You captured it beautifully.
He was younger than Deesh, but his voice stuck with me.

You once said, "I was a good Polish boy who, if born to be a writer, didn't suspect it until he was older. And didn't declare himself a writer until he was older still." Why was that?
I was brought up on the south side of Milwaukee, Wisconsin. The Polish-American people I knew were economically disadvantaged. It was important to get a job, of any sort. You were grateful for having a job, and did it with a smile on your face. That was the expectation; and you didn't aspire to anything greater in a career. To say, 'I want to be a writer who writes novels that might take years' was the case with Watch Me Go, which took decades to complete, would have been absurd. It would have been rebellious.

I understand you actually went to law school.
I went to college at Creighton University, and was largely funded by an academic scholarship. I did very well, graduating summa cum laude. A faculty member had contacts at Georgetown University Law School. Each year, he would single out one graduating senior and expedite that student's entry into Georgetown Law--sort of a ticket to a bright future. I was conflicted about going to law school versus doing what I wanted to do, which was to write a novel. So, I orchestrated a compromise by asking the law school for a one year deferment. I thought I'd write a novel and get it out of my system. If the novel became a success, I could tell Georgetown to forget it.

I'd never written fiction. It's not easy to do: to write, revise, revise again, get an agent, and have it sold in one year. Of course, it didn't happen. So, I failed in everyone's eyes: my parents, Creighton University, and Georgetown Law. Looking back, it was absurd to have expected to pull that off. So, after that one year, I went to law school and graduated.

And then?
I went to San Antonio, Texas where my younger brother was living. The weather was warm; rent and food were cheap. I became a writer--on the cheap--while I substitute-taught high school English. That was the beginning of my career.

You've written short stories. You've also written novels. How do you decide whether an idea will become a novel as opposed to a short story?
I can feel the "legs" in the voice. I certainly felt the legs in Deesh's voice. Maybe it's because I so identify with the journal my student wrote. It stuck in my mind--not just the story or the words--but the sound of his voice. It was as if reading the journal had planted a seed, and there was suddenly a garden of life belonging to Deesh. I could write about it at length and I knew I had a novel.

As opposed to an idea that becomes a short story?
Yes. If you first try it out as a short story, which happened with Deesh's voice, you either feel it's tapped out, and the character leaves the stage and it remains a short story; or, if the voice has "legs" as was the case with Deesh, you know you're on the way to a novel.

Over the years, what has surprised you about the writing life?
What's surprised me is the antagonism of other writers. The writing life has come to feel as if I'm just one of ten thousand sparrows, and there's a handful of crumbs on the sidewalk. It's so competitive.
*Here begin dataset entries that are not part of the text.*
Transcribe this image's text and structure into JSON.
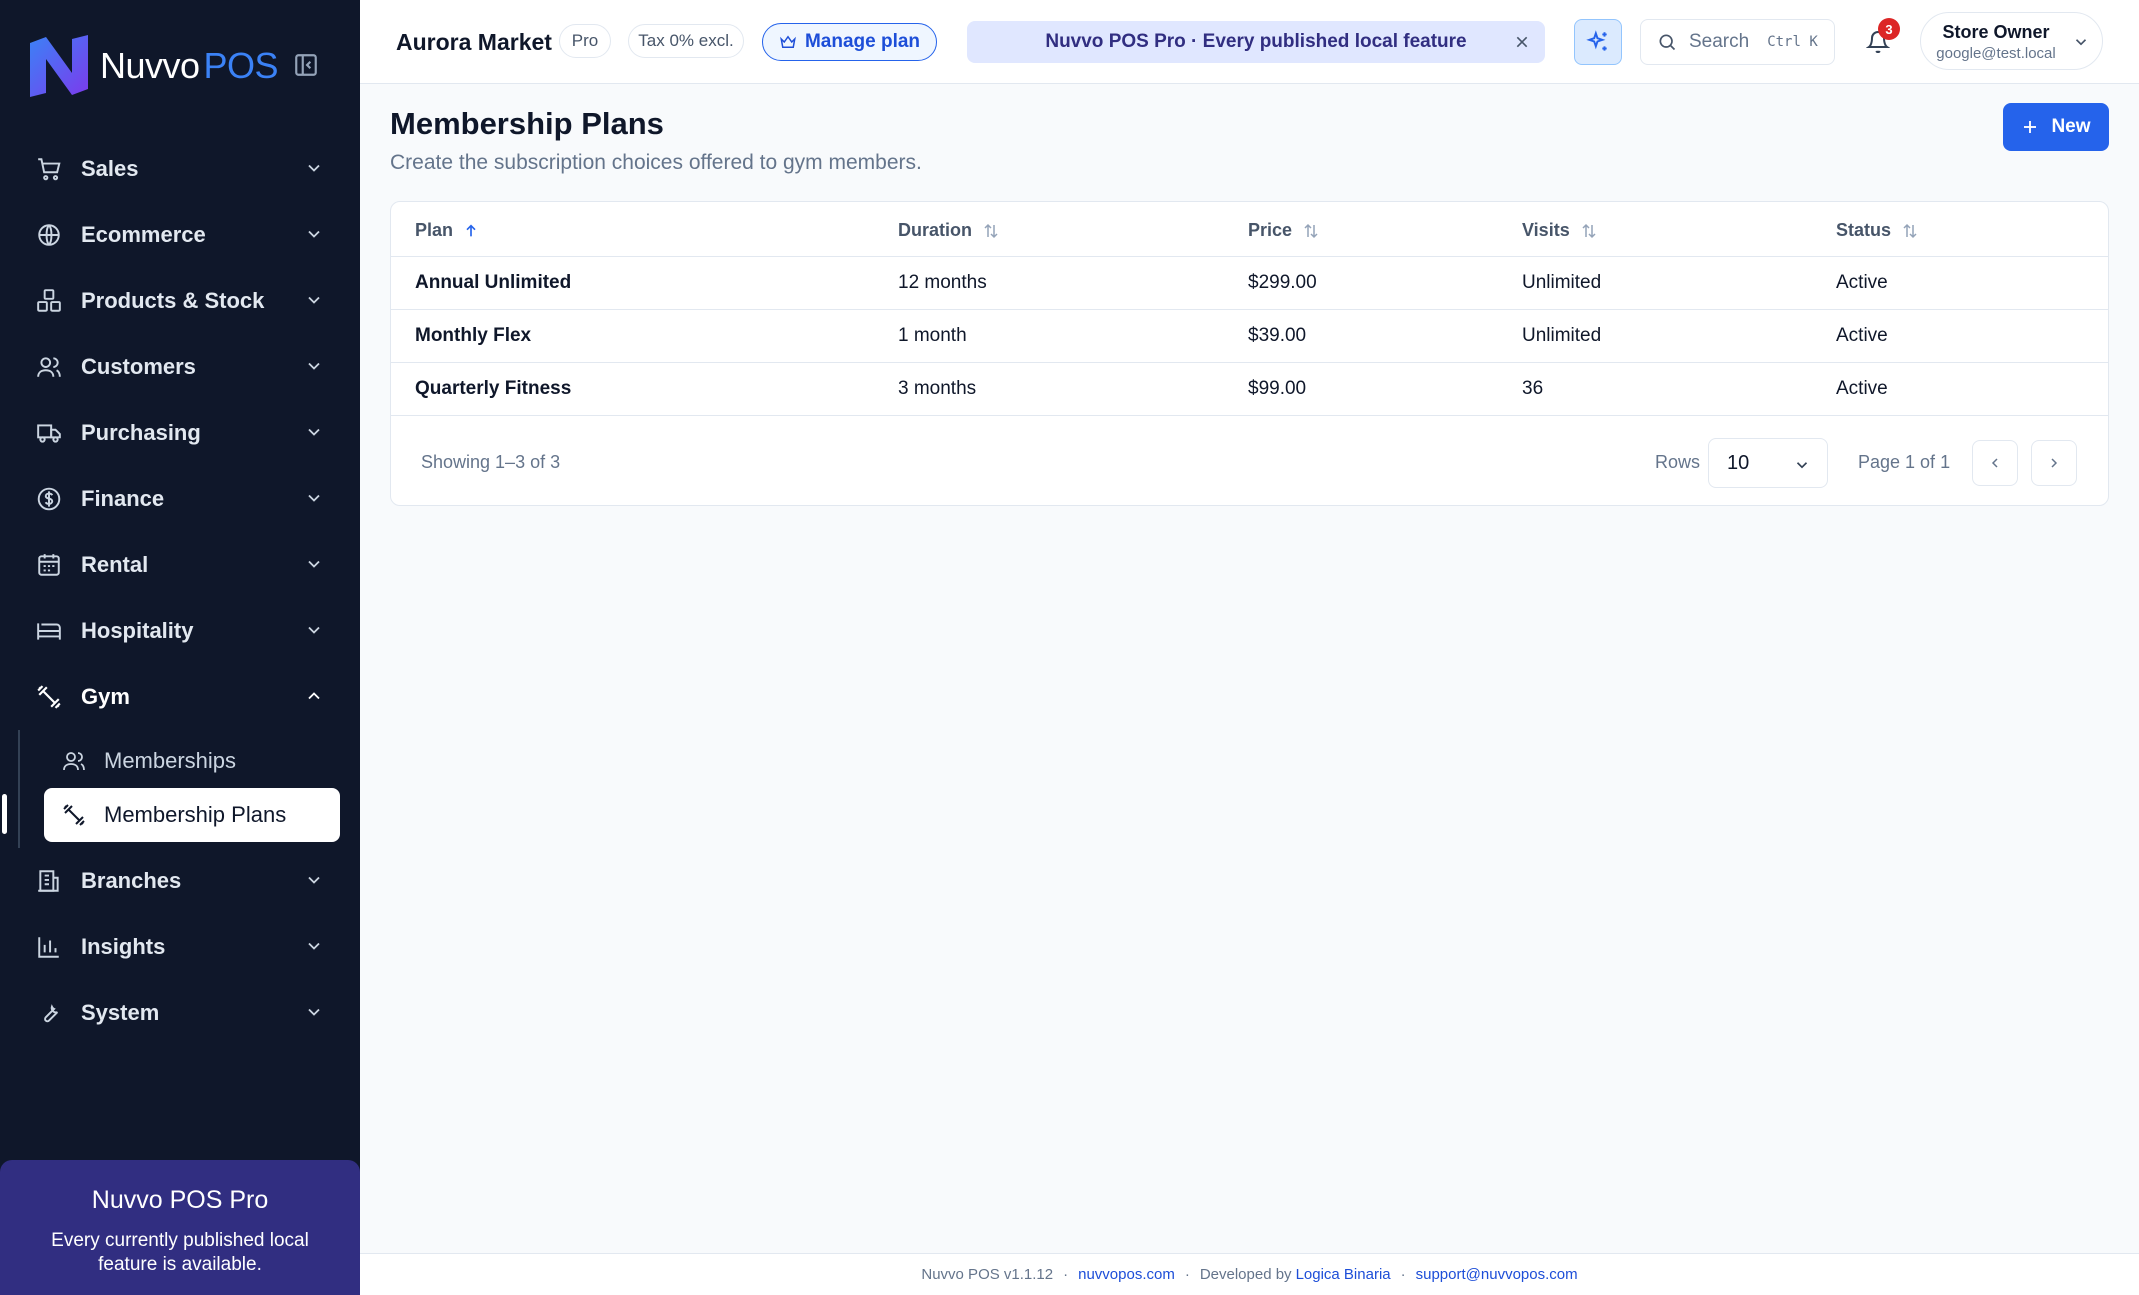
{
  "brand": {
    "name": "Nuvvo",
    "suffix": "POS"
  },
  "sidebar": {
    "items": [
      {
        "label": "Sales",
        "icon": "cart-icon"
      },
      {
        "label": "Ecommerce",
        "icon": "globe-icon"
      },
      {
        "label": "Products & Stock",
        "icon": "boxes-icon"
      },
      {
        "label": "Customers",
        "icon": "users-icon"
      },
      {
        "label": "Purchasing",
        "icon": "truck-icon"
      },
      {
        "label": "Finance",
        "icon": "dollar-icon"
      },
      {
        "label": "Rental",
        "icon": "calendar-icon"
      },
      {
        "label": "Hospitality",
        "icon": "bed-icon"
      },
      {
        "label": "Gym",
        "icon": "dumbbell-icon",
        "expanded": true
      },
      {
        "label": "Branches",
        "icon": "building-icon"
      },
      {
        "label": "Insights",
        "icon": "chart-icon"
      },
      {
        "label": "System",
        "icon": "wrench-icon"
      }
    ],
    "gym_sub": [
      {
        "label": "Memberships",
        "icon": "users-icon"
      },
      {
        "label": "Membership Plans",
        "icon": "dumbbell-icon",
        "active": true
      }
    ],
    "promo": {
      "title": "Nuvvo POS Pro",
      "text": "Every currently published local feature is available."
    }
  },
  "topbar": {
    "store_name": "Aurora Market",
    "plan_badge": "Pro",
    "tax_badge": "Tax 0% excl.",
    "manage_plan": "Manage plan",
    "banner": "Nuvvo POS Pro · Every published local feature",
    "search_placeholder": "Search",
    "search_shortcut": "Ctrl K",
    "notifications_count": "3",
    "user_name": "Store Owner",
    "user_email": "google@test.local"
  },
  "main": {
    "title": "Membership Plans",
    "subtitle": "Create the subscription choices offered to gym members.",
    "new_button": "New",
    "columns": [
      "Plan",
      "Duration",
      "Price",
      "Visits",
      "Status"
    ],
    "rows": [
      {
        "plan": "Annual Unlimited",
        "duration": "12 months",
        "price": "$299.00",
        "visits": "Unlimited",
        "status": "Active"
      },
      {
        "plan": "Monthly Flex",
        "duration": "1 month",
        "price": "$39.00",
        "visits": "Unlimited",
        "status": "Active"
      },
      {
        "plan": "Quarterly Fitness",
        "duration": "3 months",
        "price": "$99.00",
        "visits": "36",
        "status": "Active"
      }
    ],
    "showing": "Showing 1–3 of 3",
    "rows_label": "Rows",
    "rows_value": "10",
    "page_info": "Page 1 of 1"
  },
  "footer": {
    "version": "Nuvvo POS v1.1.12",
    "site": "nuvvopos.com",
    "developed_by": "Developed by",
    "developer": "Logica Binaria",
    "support": "support@nuvvopos.com"
  },
  "colors": {
    "sidebar_bg": "#0f172a",
    "accent": "#2563eb",
    "promo_bg": "#312e81",
    "badge_red": "#dc2626"
  }
}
What do you love most about the writing life?
I love that moment when a work of fiction clicks. It's that instant when I realized Jan's narrative would describe the other side of the crime Deesh was accused of committing. It's that "Ah ha" moment when the story gels in some strange, inexplicable way.

If you weren't a writer, what would you be doing?
Training thoroughbred horses. I have no background in it, but a friend owns some horses and lets me work with him. It's a dream. My fantasy used to be to play in the NBA, but I have to be realistic.
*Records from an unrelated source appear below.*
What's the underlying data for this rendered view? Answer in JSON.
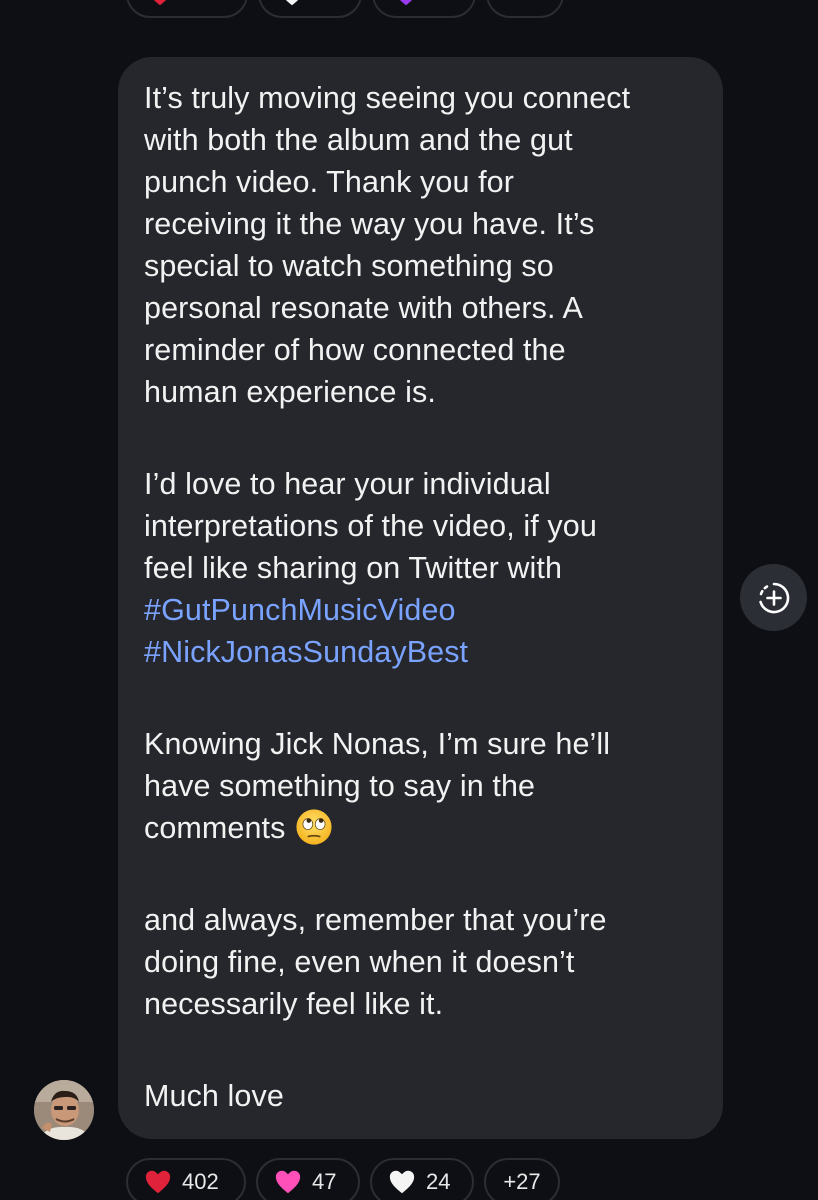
{
  "message": {
    "paragraph1": [
      "It’s truly moving seeing you connect",
      "with both the album and the gut",
      "punch video. Thank you for",
      "receiving it the way you have. It’s",
      "special to watch something so",
      "personal resonate with others. A",
      "reminder of how connected the",
      "human experience is."
    ],
    "paragraph2": [
      "I’d love to hear your individual",
      "interpretations of the video, if you",
      "feel like sharing on Twitter with"
    ],
    "hashtags": [
      "#GutPunchMusicVideo",
      "#NickJonasSundayBest"
    ],
    "paragraph3": [
      "Knowing Jick Nonas, I’m sure he’ll",
      "have something to say in the",
      "comments"
    ],
    "paragraph4": [
      "and always, remember that you’re",
      "doing fine, even when it doesn’t",
      "necessarily feel like it."
    ],
    "signoff": "Much love"
  },
  "reactions_bottom": [
    {
      "icon": "red-heart",
      "count": "402"
    },
    {
      "icon": "pink-heart",
      "count": "47"
    },
    {
      "icon": "white-heart",
      "count": "24"
    },
    {
      "icon": "none",
      "count": "+27"
    }
  ],
  "colors": {
    "background": "#0d0f14",
    "bubble": "#25272c",
    "hashtag": "#7aa3ff",
    "red_heart": "#e0223a",
    "pink_heart": "#ff4fb8",
    "white_heart": "#f4f4f4"
  },
  "icons": {
    "add_reaction": "add-reaction-icon",
    "emoji": "face-with-rolling-eyes"
  }
}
If you could have dinner with any five people, from any walk of life, living or dead, who would they be?
Number one would be Barak Obama. Then, I'd invite Flannery O'Connor, F. Scott Fitzgerald, Gandhi, and Kevin Durant. No disrespect to LeBron, but I just love Kevin Durant.
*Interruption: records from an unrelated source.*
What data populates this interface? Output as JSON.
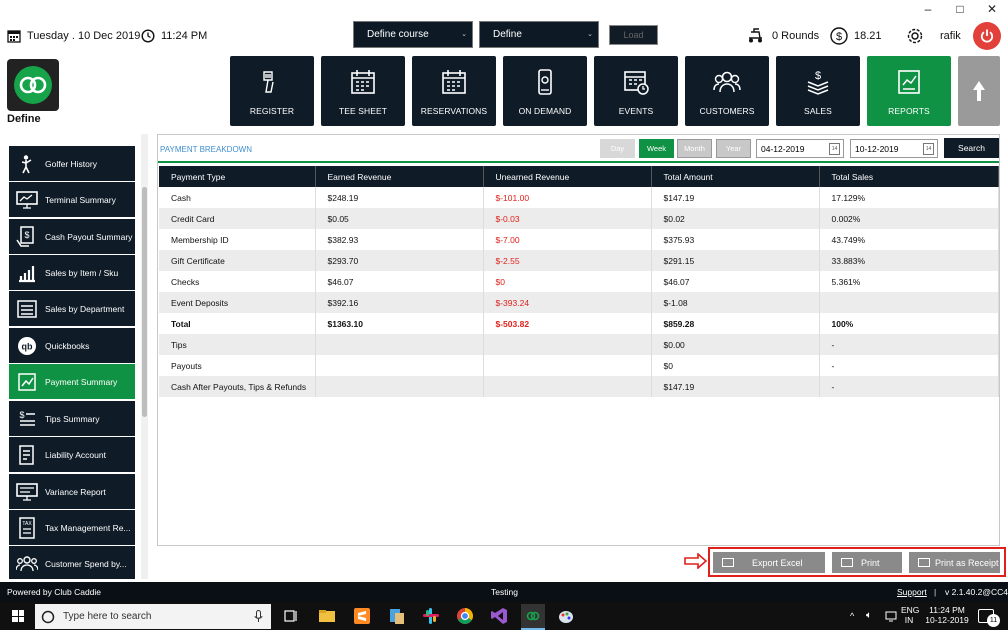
{
  "window": {
    "minimize": "–",
    "maximize": "□",
    "close": "✕"
  },
  "topbar": {
    "date": "Tuesday . 10 Dec 2019",
    "time": "11:24 PM",
    "course_select": "Define  course",
    "define_select": "Define",
    "load_label": "Load",
    "rounds": "0 Rounds",
    "balance": "18.21",
    "user": "rafik"
  },
  "logo_label": "Define",
  "nav": [
    {
      "label": "REGISTER",
      "icon": "barcode-scanner-icon"
    },
    {
      "label": "TEE SHEET",
      "icon": "calendar-icon"
    },
    {
      "label": "RESERVATIONS",
      "icon": "calendar-icon"
    },
    {
      "label": "ON DEMAND",
      "icon": "mobile-phone-icon"
    },
    {
      "label": "EVENTS",
      "icon": "events-calendar-icon"
    },
    {
      "label": "CUSTOMERS",
      "icon": "customers-icon"
    },
    {
      "label": "SALES",
      "icon": "money-stack-icon"
    },
    {
      "label": "REPORTS",
      "icon": "reports-icon"
    }
  ],
  "sidebar": [
    {
      "label": "Golfer History",
      "icon": "golfer-icon"
    },
    {
      "label": "Terminal Summary",
      "icon": "monitor-icon"
    },
    {
      "label": "Cash Payout Summary",
      "icon": "cash-payout-icon"
    },
    {
      "label": "Sales by Item / Sku",
      "icon": "bar-chart-icon"
    },
    {
      "label": "Sales by Department",
      "icon": "list-icon"
    },
    {
      "label": "Quickbooks",
      "icon": "quickbooks-icon"
    },
    {
      "label": "Payment Summary",
      "icon": "payment-icon"
    },
    {
      "label": "Tips Summary",
      "icon": "tips-icon"
    },
    {
      "label": "Liability Account",
      "icon": "document-icon"
    },
    {
      "label": "Variance Report",
      "icon": "monitor-icon"
    },
    {
      "label": "Tax Management Re...",
      "icon": "tax-icon"
    },
    {
      "label": "Customer Spend by...",
      "icon": "customers-icon"
    }
  ],
  "panel": {
    "title": "PAYMENT BREAKDOWN",
    "periods": [
      "Day",
      "Week",
      "Month",
      "Year"
    ],
    "selected_period": "Week",
    "start_date": "04-12-2019",
    "end_date": "10-12-2019",
    "calendar_label": "14",
    "search_label": "Search"
  },
  "table": {
    "headers": [
      "Payment Type",
      "Earned Revenue",
      "Unearned Revenue",
      "Total Amount",
      "Total Sales"
    ],
    "rows": [
      [
        "Cash",
        "$248.19",
        "$-101.00",
        "$147.19",
        "17.129%"
      ],
      [
        "Credit Card",
        "$0.05",
        "$-0.03",
        "$0.02",
        "0.002%"
      ],
      [
        "Membership ID",
        "$382.93",
        "$-7.00",
        "$375.93",
        "43.749%"
      ],
      [
        "Gift Certificate",
        "$293.70",
        "$-2.55",
        "$291.15",
        "33.883%"
      ],
      [
        "Checks",
        "$46.07",
        "$0",
        "$46.07",
        "5.361%"
      ],
      [
        "Event Deposits",
        "$392.16",
        "$-393.24",
        "$-1.08",
        ""
      ],
      [
        "Total",
        "$1363.10",
        "$-503.82",
        "$859.28",
        "100%"
      ],
      [
        "Tips",
        "",
        "",
        "$0.00",
        "-"
      ],
      [
        "Payouts",
        "",
        "",
        "$0",
        "-"
      ],
      [
        "Cash After Payouts, Tips & Refunds",
        "",
        "",
        "$147.19",
        "-"
      ]
    ]
  },
  "actions": {
    "export": "Export Excel",
    "print": "Print",
    "receipt": "Print as Receipt"
  },
  "footer": {
    "powered": "Powered by Club Caddie",
    "env": "Testing",
    "support": "Support",
    "version": "v 2.1.40.2@CC4"
  },
  "taskbar": {
    "search_placeholder": "Type here to search",
    "lang1": "ENG",
    "lang2": "IN",
    "time": "11:24 PM",
    "date": "10-12-2019",
    "notif_count": "11"
  },
  "colors": {
    "navy": "#0f1b27",
    "green": "#109244",
    "negative": "#e0201a",
    "link": "#3f8fd0"
  }
}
Congratulations on penning Watch Me Go, a complex novel of suspense exploring family life, redemption, and fate.

Mark Rubinstein
Author of Mad Dog House and Mad Dog Justice